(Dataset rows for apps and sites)
▬▬▬▬▬▬
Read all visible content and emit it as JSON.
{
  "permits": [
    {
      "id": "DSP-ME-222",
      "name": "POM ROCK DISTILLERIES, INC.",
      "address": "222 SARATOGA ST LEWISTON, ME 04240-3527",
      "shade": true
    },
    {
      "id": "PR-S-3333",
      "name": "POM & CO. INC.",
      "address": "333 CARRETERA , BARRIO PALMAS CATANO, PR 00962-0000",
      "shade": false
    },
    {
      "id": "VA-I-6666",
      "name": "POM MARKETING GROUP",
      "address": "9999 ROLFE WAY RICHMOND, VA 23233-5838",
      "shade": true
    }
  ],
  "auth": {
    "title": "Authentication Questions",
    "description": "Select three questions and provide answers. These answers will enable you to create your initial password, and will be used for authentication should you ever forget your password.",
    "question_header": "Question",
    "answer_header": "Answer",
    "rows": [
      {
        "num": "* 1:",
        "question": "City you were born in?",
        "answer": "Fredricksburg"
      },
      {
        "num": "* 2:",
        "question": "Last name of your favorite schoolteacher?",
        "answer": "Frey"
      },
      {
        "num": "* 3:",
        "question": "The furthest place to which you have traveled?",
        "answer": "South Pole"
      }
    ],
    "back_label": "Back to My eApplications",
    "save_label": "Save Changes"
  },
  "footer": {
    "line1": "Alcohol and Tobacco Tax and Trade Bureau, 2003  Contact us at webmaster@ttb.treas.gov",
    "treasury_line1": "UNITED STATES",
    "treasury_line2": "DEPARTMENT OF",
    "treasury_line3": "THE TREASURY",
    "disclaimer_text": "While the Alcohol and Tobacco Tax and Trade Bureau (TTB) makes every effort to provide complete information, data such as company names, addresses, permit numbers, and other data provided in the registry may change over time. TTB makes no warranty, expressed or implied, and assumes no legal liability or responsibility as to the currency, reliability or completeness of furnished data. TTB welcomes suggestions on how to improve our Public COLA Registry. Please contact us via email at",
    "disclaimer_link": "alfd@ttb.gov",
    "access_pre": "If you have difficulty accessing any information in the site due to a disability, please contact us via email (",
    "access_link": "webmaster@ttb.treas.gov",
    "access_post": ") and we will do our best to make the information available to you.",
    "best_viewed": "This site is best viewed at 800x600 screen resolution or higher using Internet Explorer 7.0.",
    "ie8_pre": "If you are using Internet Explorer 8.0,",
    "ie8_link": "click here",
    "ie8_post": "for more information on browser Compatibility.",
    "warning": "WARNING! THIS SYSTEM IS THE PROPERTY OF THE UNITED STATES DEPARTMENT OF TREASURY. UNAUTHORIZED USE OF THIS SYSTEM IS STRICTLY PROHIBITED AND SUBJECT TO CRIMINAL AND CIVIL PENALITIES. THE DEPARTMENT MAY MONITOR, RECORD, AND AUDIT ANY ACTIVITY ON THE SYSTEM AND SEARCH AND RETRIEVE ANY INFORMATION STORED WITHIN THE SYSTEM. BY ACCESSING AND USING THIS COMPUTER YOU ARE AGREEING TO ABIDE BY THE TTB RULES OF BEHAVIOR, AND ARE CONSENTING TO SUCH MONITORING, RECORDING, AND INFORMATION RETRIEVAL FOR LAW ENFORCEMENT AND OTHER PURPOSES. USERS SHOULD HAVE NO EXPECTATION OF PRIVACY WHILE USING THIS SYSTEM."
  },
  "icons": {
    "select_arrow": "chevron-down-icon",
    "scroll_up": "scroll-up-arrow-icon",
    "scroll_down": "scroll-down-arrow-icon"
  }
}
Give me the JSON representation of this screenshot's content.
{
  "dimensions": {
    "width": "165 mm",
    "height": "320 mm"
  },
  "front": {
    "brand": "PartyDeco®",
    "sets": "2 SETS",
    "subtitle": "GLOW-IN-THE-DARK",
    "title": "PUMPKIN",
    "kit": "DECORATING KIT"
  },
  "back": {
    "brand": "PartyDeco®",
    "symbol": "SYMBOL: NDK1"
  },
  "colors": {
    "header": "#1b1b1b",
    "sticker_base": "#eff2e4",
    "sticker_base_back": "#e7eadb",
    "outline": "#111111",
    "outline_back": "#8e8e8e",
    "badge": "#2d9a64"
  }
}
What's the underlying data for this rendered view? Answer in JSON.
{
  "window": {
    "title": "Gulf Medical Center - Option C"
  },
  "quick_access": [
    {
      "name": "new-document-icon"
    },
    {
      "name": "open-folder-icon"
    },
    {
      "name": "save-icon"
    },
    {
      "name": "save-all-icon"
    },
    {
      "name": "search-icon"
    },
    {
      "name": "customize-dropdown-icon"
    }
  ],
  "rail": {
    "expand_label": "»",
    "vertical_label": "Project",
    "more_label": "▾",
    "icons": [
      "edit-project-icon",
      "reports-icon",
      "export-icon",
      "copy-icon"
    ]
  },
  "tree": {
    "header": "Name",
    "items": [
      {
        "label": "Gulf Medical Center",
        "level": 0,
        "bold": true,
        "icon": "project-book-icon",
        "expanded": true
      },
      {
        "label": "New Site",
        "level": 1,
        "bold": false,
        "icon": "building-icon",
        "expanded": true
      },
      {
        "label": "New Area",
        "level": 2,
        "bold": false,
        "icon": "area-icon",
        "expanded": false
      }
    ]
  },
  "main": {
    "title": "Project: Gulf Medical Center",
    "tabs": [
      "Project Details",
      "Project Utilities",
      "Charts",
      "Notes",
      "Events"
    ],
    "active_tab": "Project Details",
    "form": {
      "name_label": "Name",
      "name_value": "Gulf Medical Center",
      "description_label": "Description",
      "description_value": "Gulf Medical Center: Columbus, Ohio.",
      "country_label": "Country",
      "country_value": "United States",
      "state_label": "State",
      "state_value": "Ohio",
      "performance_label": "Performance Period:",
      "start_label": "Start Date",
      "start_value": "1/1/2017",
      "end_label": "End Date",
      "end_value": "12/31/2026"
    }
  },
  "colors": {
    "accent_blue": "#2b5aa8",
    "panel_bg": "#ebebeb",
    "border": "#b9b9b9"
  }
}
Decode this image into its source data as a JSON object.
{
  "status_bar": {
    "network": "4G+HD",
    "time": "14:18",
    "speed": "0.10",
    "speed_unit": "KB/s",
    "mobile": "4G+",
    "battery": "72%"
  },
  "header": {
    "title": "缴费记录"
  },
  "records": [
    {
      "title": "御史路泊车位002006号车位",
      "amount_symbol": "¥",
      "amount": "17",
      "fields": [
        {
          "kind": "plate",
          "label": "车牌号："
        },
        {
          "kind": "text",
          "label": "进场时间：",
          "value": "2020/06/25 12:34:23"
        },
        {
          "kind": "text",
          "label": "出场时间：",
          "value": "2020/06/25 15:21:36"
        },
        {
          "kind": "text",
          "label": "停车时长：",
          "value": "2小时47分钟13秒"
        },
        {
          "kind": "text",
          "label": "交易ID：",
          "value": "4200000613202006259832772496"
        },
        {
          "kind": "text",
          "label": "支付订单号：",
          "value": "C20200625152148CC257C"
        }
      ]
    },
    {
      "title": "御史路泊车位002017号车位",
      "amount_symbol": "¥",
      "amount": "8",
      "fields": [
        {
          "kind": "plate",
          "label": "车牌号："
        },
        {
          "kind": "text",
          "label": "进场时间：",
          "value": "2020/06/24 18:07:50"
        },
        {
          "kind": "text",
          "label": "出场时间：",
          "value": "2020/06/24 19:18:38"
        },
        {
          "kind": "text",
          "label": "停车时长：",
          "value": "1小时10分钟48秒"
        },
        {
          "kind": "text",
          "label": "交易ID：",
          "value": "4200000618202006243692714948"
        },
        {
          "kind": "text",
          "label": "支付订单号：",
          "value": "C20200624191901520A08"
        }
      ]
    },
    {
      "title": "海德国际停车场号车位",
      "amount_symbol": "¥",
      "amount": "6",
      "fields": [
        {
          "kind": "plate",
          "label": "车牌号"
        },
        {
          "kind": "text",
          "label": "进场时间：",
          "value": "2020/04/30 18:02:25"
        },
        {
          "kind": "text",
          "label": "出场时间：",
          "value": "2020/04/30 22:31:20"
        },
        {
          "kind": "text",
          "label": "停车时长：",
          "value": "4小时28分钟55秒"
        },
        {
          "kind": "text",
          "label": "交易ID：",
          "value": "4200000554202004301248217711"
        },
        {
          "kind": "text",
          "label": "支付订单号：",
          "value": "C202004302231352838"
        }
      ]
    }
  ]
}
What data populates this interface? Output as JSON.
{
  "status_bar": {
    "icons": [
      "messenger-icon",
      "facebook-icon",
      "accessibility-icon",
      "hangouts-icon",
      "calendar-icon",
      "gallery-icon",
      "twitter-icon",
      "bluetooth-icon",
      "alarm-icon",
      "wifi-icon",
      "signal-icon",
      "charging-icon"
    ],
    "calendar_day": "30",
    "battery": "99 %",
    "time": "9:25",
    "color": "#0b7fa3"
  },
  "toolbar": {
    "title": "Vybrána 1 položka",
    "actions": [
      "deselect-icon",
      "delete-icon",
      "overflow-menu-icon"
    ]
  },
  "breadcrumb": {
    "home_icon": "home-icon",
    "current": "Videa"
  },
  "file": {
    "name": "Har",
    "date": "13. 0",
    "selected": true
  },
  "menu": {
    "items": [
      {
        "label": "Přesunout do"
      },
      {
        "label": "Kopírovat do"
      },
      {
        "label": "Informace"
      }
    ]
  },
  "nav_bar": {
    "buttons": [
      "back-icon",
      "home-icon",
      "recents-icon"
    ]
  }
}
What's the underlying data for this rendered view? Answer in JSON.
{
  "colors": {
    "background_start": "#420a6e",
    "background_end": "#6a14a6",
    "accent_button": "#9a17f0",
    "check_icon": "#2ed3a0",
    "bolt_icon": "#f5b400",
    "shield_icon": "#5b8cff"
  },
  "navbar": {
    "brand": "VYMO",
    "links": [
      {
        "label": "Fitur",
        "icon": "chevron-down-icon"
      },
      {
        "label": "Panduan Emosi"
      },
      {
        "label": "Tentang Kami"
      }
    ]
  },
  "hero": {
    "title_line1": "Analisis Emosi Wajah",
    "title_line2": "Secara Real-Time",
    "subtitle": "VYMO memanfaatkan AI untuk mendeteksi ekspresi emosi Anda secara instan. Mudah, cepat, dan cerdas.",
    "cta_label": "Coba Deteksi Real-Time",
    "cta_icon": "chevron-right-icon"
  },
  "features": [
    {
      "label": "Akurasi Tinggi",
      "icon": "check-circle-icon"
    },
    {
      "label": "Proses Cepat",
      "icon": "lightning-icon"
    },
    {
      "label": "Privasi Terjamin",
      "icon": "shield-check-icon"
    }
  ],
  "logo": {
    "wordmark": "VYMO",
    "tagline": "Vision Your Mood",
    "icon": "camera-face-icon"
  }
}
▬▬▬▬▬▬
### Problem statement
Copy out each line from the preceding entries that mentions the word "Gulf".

### Output for this exercise
    "title": "Gulf Medical Center - Option C"
        "label": "Gulf Medical Center",
    "title": "Project: Gulf Medical Center",
      "name_value": "Gulf Medical Center",
      "description_value": "Gulf Medical Center: Columbus, Ohio.",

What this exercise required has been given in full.